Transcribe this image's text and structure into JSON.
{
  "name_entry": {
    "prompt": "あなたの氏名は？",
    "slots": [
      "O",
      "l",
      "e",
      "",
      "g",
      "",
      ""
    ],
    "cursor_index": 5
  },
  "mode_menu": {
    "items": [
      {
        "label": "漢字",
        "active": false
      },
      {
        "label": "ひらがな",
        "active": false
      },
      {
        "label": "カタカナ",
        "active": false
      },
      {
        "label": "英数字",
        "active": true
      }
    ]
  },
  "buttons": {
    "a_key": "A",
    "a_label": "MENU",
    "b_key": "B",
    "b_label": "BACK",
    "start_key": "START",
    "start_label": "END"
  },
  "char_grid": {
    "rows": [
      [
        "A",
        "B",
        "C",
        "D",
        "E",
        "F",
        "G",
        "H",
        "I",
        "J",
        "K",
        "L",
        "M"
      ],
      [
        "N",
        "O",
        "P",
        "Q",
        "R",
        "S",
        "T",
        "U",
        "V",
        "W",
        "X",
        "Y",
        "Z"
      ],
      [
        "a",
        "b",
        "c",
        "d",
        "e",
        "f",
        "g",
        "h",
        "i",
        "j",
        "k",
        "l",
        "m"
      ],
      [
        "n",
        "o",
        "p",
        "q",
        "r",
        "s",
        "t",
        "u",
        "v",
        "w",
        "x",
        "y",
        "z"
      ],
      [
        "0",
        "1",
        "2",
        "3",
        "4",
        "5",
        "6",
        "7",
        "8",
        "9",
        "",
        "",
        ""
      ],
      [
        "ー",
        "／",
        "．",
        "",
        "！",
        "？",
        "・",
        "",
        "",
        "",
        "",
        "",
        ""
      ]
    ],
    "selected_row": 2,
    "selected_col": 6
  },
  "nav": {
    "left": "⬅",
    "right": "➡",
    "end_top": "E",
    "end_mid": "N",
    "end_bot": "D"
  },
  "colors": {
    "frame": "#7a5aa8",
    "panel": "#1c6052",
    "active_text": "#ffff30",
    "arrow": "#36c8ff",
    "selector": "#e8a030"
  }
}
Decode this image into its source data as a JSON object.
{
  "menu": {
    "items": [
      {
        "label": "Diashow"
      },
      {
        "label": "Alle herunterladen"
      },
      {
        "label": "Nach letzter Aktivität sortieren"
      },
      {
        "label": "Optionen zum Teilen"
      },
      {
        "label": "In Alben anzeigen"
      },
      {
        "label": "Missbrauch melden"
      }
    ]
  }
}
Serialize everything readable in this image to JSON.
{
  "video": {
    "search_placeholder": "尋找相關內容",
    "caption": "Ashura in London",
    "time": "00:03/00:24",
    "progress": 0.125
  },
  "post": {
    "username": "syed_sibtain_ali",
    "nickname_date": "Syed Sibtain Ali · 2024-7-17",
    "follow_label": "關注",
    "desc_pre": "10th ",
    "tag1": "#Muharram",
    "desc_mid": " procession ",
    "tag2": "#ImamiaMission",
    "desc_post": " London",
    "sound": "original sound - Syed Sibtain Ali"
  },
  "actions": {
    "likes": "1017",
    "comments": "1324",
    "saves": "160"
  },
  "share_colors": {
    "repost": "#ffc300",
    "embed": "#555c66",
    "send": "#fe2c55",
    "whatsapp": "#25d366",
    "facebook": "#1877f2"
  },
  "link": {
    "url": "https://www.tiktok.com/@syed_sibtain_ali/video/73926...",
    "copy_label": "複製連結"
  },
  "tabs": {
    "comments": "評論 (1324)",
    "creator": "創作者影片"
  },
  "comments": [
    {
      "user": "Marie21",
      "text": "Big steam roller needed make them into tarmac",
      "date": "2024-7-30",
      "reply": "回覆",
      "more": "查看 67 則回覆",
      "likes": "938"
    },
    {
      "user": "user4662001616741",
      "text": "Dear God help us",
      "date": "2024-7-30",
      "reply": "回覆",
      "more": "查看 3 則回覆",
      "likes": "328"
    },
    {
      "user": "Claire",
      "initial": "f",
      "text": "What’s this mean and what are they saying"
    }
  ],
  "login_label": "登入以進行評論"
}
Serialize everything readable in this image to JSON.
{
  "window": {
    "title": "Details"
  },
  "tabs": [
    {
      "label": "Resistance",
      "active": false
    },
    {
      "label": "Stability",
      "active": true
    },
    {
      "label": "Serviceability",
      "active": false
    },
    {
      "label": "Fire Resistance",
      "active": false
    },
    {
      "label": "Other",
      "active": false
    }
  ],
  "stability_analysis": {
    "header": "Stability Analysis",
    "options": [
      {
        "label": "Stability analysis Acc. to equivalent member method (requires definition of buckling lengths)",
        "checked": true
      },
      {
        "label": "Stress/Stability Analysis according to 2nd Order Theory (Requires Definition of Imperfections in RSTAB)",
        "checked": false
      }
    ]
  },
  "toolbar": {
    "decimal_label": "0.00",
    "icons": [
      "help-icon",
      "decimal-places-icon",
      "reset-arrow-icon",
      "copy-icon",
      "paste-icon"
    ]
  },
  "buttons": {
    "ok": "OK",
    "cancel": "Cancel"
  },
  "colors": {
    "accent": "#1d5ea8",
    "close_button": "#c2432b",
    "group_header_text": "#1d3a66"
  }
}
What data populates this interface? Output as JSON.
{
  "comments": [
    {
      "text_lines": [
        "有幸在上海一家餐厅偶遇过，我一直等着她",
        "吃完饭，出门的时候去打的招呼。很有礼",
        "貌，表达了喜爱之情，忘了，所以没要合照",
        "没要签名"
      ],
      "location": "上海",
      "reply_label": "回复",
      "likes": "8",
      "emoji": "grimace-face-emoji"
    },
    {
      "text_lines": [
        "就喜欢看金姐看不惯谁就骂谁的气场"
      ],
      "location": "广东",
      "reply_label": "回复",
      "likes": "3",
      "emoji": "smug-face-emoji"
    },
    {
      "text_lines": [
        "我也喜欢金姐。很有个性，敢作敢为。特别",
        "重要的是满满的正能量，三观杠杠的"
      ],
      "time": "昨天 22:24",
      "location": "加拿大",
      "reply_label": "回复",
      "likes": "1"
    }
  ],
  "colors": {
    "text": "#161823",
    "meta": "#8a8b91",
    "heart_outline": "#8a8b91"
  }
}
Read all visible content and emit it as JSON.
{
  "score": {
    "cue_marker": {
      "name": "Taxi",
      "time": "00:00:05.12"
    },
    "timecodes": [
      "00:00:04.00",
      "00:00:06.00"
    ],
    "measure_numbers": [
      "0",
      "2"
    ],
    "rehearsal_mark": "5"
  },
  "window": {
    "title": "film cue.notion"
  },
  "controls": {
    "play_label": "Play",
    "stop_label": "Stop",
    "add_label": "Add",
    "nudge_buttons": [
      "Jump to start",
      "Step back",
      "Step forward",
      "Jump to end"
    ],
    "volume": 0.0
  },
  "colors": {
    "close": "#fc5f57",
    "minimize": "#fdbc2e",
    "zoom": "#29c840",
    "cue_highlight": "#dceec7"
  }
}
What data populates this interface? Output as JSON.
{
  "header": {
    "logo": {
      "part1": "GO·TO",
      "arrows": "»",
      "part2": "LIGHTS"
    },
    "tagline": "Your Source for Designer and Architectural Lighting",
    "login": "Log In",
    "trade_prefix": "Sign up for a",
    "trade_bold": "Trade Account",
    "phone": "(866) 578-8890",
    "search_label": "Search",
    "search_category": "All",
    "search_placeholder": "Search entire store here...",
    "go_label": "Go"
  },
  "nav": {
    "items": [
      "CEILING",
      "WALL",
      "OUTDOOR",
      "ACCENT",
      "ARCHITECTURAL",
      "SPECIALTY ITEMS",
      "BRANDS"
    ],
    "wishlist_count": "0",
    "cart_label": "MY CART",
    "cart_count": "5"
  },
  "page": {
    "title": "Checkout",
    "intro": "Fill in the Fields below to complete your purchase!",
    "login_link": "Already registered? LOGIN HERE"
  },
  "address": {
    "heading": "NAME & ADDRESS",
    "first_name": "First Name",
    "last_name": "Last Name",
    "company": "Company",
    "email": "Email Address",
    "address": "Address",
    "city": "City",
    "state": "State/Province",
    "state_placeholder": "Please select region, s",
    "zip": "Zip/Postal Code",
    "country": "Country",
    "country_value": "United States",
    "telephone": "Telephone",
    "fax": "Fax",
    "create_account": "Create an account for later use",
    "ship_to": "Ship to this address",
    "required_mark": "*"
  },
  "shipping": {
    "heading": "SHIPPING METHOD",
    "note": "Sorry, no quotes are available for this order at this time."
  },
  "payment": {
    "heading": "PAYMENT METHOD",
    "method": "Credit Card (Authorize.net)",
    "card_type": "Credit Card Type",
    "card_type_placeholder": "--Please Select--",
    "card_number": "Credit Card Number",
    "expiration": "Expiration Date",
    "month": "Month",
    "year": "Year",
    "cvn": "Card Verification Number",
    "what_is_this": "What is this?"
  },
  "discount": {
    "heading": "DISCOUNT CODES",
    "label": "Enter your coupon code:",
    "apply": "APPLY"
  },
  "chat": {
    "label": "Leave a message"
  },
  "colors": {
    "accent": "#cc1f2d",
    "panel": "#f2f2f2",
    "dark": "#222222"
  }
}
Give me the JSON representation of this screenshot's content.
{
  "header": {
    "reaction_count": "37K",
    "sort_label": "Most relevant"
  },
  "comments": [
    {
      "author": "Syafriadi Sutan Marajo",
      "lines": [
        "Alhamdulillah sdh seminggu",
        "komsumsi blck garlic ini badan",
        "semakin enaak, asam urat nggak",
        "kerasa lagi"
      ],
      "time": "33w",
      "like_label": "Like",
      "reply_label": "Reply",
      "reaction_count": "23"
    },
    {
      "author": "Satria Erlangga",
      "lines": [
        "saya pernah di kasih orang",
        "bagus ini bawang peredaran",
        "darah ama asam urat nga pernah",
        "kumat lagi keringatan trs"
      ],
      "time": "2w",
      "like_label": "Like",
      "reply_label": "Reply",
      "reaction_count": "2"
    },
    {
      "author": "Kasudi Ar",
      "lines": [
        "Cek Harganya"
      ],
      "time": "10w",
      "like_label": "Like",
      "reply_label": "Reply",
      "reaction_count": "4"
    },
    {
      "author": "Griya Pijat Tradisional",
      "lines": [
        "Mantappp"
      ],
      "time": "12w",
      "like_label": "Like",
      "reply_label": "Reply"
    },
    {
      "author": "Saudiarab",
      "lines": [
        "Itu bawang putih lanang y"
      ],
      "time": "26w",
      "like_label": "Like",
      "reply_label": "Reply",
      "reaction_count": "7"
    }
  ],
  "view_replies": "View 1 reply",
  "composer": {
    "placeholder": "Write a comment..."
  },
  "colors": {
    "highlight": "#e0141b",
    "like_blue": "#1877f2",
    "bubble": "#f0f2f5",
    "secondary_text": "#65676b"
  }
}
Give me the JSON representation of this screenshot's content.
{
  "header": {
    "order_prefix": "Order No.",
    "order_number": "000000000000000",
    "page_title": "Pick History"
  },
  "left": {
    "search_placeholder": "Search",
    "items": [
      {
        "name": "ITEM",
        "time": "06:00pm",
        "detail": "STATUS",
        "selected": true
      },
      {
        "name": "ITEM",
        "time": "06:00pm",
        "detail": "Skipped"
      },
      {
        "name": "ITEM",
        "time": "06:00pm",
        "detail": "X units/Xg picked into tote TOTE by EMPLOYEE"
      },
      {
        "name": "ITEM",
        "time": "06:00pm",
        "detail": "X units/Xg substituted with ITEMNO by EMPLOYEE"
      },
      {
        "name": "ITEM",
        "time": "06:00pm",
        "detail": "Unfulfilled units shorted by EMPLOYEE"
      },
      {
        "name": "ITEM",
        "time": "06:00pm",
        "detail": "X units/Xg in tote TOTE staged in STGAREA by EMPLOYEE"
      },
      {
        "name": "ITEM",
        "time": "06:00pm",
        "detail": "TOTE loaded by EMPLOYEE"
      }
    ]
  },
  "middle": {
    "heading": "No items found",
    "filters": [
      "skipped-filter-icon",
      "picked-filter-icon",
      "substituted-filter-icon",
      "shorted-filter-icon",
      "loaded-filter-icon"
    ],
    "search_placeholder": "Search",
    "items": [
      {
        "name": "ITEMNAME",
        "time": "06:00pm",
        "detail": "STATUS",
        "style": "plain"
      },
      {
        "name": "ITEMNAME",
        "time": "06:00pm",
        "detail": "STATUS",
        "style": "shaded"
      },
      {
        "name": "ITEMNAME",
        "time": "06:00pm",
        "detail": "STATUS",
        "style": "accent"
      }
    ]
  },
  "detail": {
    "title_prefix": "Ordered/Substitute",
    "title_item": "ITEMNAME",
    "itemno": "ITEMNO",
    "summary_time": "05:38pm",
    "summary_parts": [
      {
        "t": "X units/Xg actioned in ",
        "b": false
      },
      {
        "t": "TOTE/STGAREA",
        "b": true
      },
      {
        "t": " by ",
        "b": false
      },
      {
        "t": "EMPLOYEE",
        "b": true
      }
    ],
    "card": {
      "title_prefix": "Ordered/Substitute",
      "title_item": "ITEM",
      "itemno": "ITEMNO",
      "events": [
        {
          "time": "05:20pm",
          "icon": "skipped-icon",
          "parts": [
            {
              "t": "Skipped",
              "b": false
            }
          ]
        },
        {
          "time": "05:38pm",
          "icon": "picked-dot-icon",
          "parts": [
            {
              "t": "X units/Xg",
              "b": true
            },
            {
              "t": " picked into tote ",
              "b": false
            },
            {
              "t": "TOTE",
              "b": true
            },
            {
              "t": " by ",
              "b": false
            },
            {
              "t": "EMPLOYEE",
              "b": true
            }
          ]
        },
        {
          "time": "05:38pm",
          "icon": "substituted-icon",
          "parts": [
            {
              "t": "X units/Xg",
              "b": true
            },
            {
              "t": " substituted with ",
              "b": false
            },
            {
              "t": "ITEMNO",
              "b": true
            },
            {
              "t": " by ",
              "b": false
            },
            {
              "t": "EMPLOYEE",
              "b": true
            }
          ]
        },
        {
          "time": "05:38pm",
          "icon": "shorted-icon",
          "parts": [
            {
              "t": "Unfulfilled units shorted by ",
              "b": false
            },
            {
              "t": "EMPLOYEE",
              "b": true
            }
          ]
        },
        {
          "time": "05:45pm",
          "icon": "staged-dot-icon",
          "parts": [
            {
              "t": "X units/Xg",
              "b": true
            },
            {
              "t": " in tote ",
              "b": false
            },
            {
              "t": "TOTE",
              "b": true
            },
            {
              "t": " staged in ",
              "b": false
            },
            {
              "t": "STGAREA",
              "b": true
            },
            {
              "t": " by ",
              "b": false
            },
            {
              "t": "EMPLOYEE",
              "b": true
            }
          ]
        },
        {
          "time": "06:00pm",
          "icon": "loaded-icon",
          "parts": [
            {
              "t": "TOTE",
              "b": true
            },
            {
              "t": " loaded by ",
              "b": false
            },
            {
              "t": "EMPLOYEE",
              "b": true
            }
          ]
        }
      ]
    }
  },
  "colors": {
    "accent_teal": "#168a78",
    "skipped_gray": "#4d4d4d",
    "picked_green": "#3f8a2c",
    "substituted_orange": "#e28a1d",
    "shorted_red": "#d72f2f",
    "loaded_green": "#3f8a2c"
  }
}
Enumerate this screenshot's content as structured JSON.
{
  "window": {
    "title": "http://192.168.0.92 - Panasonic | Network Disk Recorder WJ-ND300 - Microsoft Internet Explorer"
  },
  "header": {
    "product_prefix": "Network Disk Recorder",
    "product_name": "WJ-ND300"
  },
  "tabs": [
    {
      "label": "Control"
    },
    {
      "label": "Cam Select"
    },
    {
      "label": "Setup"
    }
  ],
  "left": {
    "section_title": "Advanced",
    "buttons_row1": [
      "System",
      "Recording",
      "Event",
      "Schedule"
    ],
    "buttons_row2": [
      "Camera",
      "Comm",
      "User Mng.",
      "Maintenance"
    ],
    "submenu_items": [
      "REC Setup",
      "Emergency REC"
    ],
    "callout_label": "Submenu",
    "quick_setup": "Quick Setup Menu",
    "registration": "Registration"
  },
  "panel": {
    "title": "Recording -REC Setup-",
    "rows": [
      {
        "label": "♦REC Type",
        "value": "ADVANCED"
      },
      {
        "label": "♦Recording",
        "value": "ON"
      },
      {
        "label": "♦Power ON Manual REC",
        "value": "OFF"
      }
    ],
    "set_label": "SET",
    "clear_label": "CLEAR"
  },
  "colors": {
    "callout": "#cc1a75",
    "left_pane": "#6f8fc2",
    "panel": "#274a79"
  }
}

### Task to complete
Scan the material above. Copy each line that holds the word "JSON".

### Solution to this exercise
Transcribe this image's text and structure into JSON.
Decode this image into its source data as a JSON object.
Serialize everything readable in this image to JSON.
Serialize everything readable in this image to JSON.
What data populates this interface? Output as JSON.
Read all visible content and emit it as JSON.
What data populates this interface? Output as JSON.
Give me the JSON representation of this screenshot's content.
Give me the JSON representation of this screenshot's content.
Enumerate this screenshot's content as structured JSON.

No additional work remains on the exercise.